prajith said...
This comment has been removed by the author.
prajith said...

Now that Supreme Court has quashed the allocation of 122 licences, I suppose you may now agree with the opinion of CAG.
Also CAG based his estimate not only on 3G prices but also on the fact that one company (a late entrant) offered around Rs 7000 crores for spectrum (but they were not given spectrum because the Gov. followed First come First serve policy). Again one more fact- One of the companies which got spectrum at throw away price resold 75% of its share to a Foreign company for over Rs 7000 crores just after 6 months.
CAG opinion is based on hard facts, not on fantasies

vivekstanley said...


The Supreme Court canceled the 122 odd licenses because they were given unfairly and non transparently. That does not mean that CAG's assumption of '2G is equivalent to 3G' is correct; precisely because:
1) 3G is 4 times more efficient than 2G.
2) 2G was not limited to 3 players per circle; unlike 3G.

Prajith, in no place did I assume that everything that CAG finds is wrong.

I said, "the option for government to reject whole or part of recommendations by CAG should be kept open. That's because CAG considers only receipts and expenditure; not upliftment that happens to people of a nation when government distributes spectrum at low prices. Once CAG is clubbed with Lokpal, its recommendations have to be followed."

I was pitching for a condition where government can counter or reject CAG's recommendations wholly or partly, provided government properly explains the reason for rejection of a recommendation.


Yes, by 2008, the demand for spectrum was so high; so high that Raja's tweeked first come first serve policy could not handled the demand fairly. But then, don't forget that this high demand was created by government's inaction. Government did not allot any spectrum to any operators between 2006 & 2008.

In such a situation, the government should have either not changed NDA's first cone first sreve policy or should have auctioned the spectrum; with a larger bracket of say 10 players per circle instead of 3. Three players per circle is just not enough competition.

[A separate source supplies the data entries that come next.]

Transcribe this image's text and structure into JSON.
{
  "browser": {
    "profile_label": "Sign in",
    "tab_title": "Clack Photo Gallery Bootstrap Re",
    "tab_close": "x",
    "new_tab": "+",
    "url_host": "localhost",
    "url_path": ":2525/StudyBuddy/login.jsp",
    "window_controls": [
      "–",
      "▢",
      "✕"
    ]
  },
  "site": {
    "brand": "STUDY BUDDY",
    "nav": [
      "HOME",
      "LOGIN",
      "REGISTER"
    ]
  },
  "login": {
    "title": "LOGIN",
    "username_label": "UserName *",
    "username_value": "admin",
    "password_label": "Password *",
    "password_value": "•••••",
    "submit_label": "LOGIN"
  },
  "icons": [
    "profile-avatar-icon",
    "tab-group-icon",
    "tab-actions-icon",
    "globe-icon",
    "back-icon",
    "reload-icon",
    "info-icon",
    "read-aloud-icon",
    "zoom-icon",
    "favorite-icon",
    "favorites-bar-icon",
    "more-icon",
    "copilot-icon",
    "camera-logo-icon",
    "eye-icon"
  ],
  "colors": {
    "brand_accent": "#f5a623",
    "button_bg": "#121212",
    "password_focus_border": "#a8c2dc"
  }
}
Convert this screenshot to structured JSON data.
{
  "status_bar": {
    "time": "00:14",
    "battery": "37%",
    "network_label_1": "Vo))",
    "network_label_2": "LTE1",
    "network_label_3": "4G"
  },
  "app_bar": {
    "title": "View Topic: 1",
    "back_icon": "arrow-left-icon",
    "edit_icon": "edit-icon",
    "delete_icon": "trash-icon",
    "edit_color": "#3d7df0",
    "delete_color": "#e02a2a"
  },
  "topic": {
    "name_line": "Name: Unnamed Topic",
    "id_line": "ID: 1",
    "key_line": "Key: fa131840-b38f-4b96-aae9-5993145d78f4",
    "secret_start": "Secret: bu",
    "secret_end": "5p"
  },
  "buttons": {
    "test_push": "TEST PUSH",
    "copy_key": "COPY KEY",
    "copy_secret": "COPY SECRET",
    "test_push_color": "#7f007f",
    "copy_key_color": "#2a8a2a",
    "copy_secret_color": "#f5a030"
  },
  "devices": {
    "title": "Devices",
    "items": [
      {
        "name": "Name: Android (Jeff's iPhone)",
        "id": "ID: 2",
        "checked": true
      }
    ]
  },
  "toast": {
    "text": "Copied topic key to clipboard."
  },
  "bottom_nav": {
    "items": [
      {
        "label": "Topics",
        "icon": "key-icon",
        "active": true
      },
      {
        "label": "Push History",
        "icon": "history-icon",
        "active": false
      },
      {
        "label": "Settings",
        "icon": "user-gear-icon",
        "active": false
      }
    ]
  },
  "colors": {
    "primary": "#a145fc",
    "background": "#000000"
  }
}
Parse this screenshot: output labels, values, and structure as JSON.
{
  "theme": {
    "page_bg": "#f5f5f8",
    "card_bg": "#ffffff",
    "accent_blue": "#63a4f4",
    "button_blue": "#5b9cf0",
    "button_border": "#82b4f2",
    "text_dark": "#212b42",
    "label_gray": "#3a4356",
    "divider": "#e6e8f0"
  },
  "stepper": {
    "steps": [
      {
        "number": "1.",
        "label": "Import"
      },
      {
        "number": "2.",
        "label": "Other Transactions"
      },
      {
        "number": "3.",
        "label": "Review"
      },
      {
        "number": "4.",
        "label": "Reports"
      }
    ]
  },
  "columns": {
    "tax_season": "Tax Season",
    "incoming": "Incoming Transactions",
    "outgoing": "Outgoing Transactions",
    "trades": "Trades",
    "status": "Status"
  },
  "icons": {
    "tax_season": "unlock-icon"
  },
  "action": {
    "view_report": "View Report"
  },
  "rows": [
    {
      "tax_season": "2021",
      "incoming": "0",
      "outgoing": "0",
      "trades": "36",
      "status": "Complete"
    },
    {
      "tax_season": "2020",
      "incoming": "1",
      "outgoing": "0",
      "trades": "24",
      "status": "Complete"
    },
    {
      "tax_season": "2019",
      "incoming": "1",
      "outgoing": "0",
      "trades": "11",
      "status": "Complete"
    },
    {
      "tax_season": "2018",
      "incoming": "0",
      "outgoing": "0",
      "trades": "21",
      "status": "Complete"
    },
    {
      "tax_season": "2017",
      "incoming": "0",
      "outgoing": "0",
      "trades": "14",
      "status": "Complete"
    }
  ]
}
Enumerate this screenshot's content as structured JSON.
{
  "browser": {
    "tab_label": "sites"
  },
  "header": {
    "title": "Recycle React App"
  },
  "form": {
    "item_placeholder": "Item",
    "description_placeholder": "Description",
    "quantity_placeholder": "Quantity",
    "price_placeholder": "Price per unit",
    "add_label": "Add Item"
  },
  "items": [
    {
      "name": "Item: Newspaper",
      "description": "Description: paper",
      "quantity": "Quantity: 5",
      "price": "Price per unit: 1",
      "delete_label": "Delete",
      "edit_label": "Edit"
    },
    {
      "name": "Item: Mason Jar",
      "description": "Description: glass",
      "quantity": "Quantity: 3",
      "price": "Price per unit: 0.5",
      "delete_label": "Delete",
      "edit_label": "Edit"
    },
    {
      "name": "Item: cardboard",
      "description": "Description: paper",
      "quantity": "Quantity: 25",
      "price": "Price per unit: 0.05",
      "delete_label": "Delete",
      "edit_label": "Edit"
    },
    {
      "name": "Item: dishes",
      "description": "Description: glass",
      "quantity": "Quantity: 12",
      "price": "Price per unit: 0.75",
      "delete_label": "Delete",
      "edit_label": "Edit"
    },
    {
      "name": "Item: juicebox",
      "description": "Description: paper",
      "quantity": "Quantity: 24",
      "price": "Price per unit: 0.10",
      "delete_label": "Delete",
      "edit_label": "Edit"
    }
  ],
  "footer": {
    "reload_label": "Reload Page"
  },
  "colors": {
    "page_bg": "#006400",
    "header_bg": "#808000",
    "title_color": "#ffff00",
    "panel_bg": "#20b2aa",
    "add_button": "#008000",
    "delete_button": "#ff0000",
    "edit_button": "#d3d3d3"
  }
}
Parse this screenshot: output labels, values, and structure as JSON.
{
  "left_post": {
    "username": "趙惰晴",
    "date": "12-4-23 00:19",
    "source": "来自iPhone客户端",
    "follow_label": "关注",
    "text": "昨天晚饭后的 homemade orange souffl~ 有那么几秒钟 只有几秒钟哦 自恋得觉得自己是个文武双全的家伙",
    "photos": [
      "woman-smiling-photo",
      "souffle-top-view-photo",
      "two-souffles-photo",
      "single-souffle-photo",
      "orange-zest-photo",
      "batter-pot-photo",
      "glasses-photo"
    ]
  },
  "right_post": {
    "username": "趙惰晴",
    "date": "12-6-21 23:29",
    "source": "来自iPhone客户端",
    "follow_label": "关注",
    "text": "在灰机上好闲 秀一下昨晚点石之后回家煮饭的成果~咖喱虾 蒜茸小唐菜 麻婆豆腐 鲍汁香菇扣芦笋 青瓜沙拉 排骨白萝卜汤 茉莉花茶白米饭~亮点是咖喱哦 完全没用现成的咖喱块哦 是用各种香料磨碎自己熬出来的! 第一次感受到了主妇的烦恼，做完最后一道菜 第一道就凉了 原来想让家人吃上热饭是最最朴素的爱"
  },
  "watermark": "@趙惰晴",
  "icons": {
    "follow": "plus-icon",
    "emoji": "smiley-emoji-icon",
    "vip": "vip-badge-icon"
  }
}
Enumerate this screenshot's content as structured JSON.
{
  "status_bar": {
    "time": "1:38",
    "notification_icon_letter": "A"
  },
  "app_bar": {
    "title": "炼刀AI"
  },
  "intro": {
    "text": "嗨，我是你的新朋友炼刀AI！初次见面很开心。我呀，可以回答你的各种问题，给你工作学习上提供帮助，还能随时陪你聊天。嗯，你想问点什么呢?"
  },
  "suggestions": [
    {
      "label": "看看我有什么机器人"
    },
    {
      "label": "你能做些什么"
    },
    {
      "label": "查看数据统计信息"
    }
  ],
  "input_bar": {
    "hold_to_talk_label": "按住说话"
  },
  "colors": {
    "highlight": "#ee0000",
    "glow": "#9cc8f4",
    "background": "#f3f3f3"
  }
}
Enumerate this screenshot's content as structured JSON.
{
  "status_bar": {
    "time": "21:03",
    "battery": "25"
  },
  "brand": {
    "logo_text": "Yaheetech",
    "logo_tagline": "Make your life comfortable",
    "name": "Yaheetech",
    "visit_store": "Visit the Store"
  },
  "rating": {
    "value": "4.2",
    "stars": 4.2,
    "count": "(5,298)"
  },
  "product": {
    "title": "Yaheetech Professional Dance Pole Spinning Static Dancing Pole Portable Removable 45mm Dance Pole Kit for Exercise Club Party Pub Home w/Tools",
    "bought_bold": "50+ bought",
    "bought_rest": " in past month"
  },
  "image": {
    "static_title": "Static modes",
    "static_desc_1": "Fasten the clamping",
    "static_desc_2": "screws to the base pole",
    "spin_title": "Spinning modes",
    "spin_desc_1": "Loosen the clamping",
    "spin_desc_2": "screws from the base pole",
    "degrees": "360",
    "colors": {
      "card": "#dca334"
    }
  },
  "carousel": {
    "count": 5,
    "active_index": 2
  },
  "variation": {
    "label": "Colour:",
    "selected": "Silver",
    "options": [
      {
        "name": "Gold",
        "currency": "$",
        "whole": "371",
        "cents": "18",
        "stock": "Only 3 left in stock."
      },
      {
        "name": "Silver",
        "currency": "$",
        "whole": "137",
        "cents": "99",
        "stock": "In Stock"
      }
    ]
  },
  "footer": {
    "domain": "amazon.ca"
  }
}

Being able to communicate at cheap rates is more important than government making money!